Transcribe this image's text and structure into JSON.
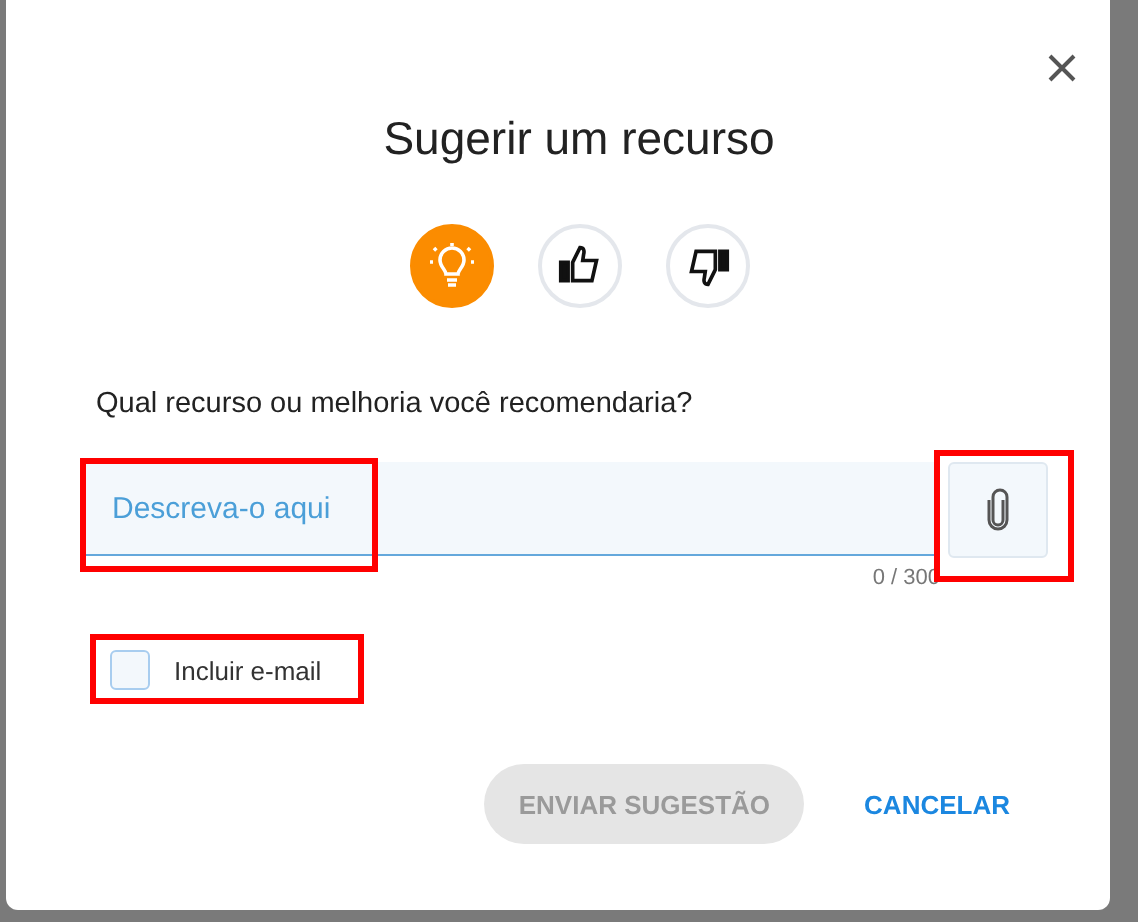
{
  "dialog": {
    "title": "Sugerir um recurso"
  },
  "types": [
    {
      "kind": "idea",
      "selected": true
    },
    {
      "kind": "like",
      "selected": false
    },
    {
      "kind": "dislike",
      "selected": false
    }
  ],
  "question": "Qual recurso ou melhoria você recomendaria?",
  "field": {
    "placeholder": "Descreva-o aqui",
    "counter": "0 / 300",
    "highlighted": true
  },
  "attach": {
    "highlighted": true
  },
  "include_email": {
    "label": "Incluir e-mail",
    "checked": false,
    "highlighted": true
  },
  "buttons": [
    {
      "label": "ENVIAR SUGESTÃO",
      "kind": "submit",
      "disabled": true
    },
    {
      "label": "CANCELAR",
      "kind": "cancel",
      "disabled": false
    }
  ]
}
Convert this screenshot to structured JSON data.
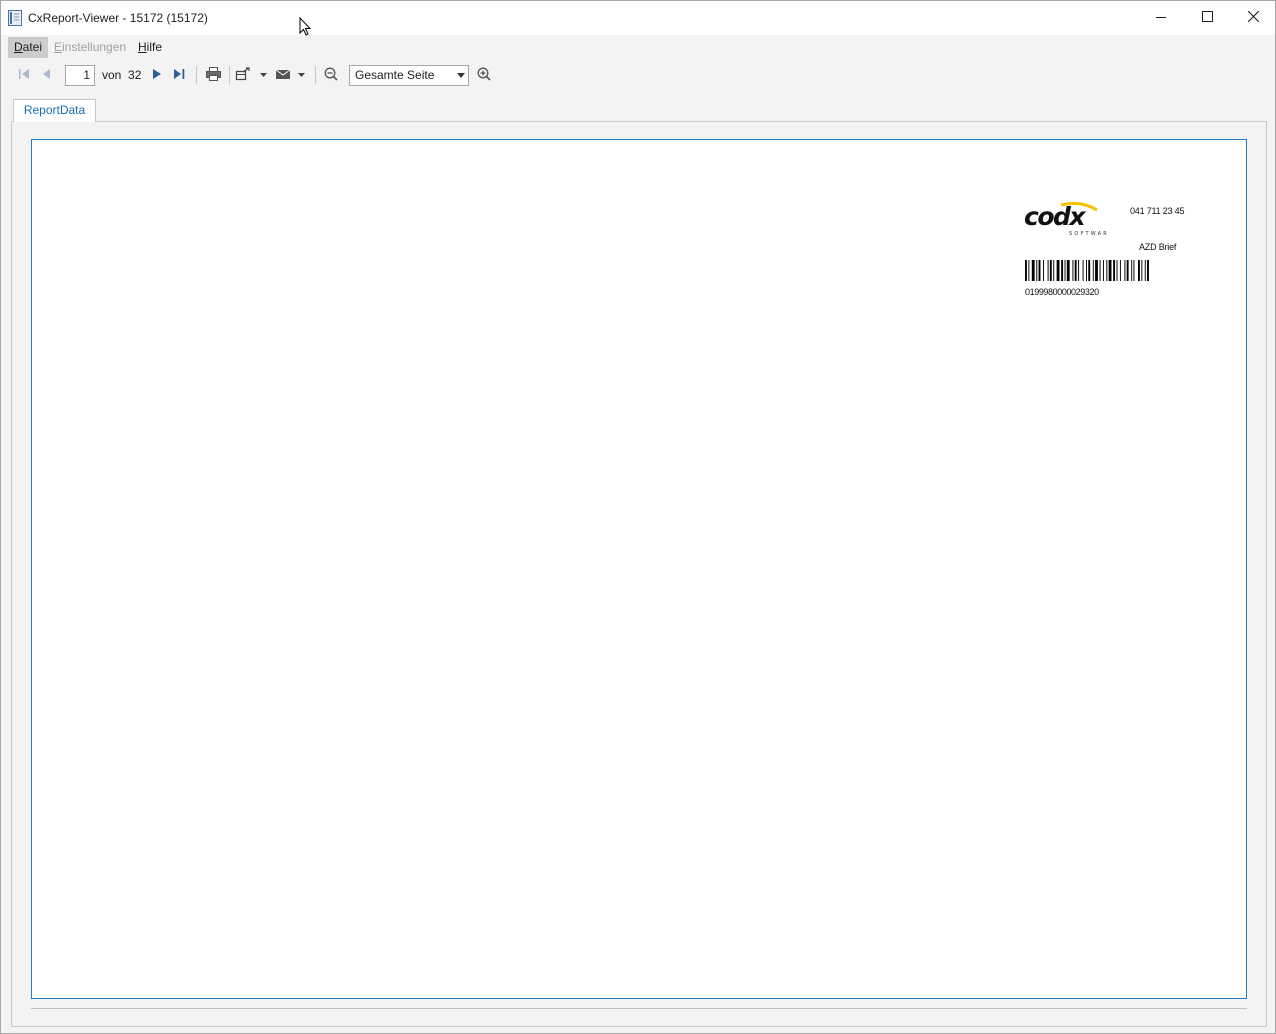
{
  "window": {
    "title": "CxReport-Viewer - 15172 (15172)"
  },
  "menu": {
    "items": [
      {
        "label": "Datei",
        "accel": "D",
        "rest": "atei"
      },
      {
        "label": "Einstellungen",
        "accel": "E",
        "rest": "instellungen"
      },
      {
        "label": "Hilfe",
        "accel": "H",
        "rest": "ilfe"
      }
    ]
  },
  "toolbar": {
    "current_page": "1",
    "of_label": "von",
    "total_pages": "32",
    "zoom_option": "Gesamte Seite"
  },
  "tabs": [
    {
      "label": "ReportData"
    }
  ],
  "report": {
    "logo_text": "codx",
    "logo_subtext": "SOFTWARE",
    "phone": "041 711 23 45",
    "doc_type": "AZD Brief",
    "barcode_number": "0199980000029320"
  },
  "icons": [
    "report-app-icon",
    "minimize-icon",
    "maximize-icon",
    "close-icon",
    "first-page-icon",
    "previous-page-icon",
    "next-page-icon",
    "last-page-icon",
    "print-icon",
    "export-icon",
    "mail-icon",
    "zoom-out-icon",
    "zoom-in-icon",
    "mouse-cursor-icon"
  ],
  "colors": {
    "accent": "#1a6fb0",
    "page_border": "#2b7bc4",
    "logo_swoosh": "#f2c200"
  }
}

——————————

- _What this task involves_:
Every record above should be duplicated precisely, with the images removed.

- _Answer to this exercise_:
Transcribe this image's text and structure into JSON.
{
  "dialog": {
    "title": "Sugerir um recurso"
  },
  "types": [
    {
      "kind": "idea",
      "selected": true
    },
    {
      "kind": "like",
      "selected": false
    },
    {
      "kind": "dislike",
      "selected": false
    }
  ],
  "question": "Qual recurso ou melhoria você recomendaria?",
  "field": {
    "placeholder": "Descreva-o aqui",
    "counter": "0 / 300",
    "highlighted": true
  },
  "attach": {
    "highlighted": true
  },
  "include_email": {
    "label": "Incluir e-mail",
    "checked": false,
    "highlighted": true
  },
  "buttons": [
    {
      "label": "ENVIAR SUGESTÃO",
      "kind": "submit",
      "disabled": true
    },
    {
      "label": "CANCELAR",
      "kind": "cancel",
      "disabled": false
    }
  ]
}
Convert this screenshot to structured JSON data.
{
  "window": {
    "title": "CxReport-Viewer - 15172 (15172)"
  },
  "menu": {
    "items": [
      {
        "label": "Datei",
        "accel": "D",
        "rest": "atei"
      },
      {
        "label": "Einstellungen",
        "accel": "E",
        "rest": "instellungen"
      },
      {
        "label": "Hilfe",
        "accel": "H",
        "rest": "ilfe"
      }
    ]
  },
  "toolbar": {
    "current_page": "1",
    "of_label": "von",
    "total_pages": "32",
    "zoom_option": "Gesamte Seite"
  },
  "tabs": [
    {
      "label": "ReportData"
    }
  ],
  "report": {
    "logo_text": "codx",
    "logo_subtext": "SOFTWARE",
    "phone": "041 711 23 45",
    "doc_type": "AZD Brief",
    "barcode_number": "0199980000029320"
  },
  "icons": [
    "report-app-icon",
    "minimize-icon",
    "maximize-icon",
    "close-icon",
    "first-page-icon",
    "previous-page-icon",
    "next-page-icon",
    "last-page-icon",
    "print-icon",
    "export-icon",
    "mail-icon",
    "zoom-out-icon",
    "zoom-in-icon",
    "mouse-cursor-icon"
  ],
  "colors": {
    "accent": "#1a6fb0",
    "page_border": "#2b7bc4",
    "logo_swoosh": "#f2c200"
  }
}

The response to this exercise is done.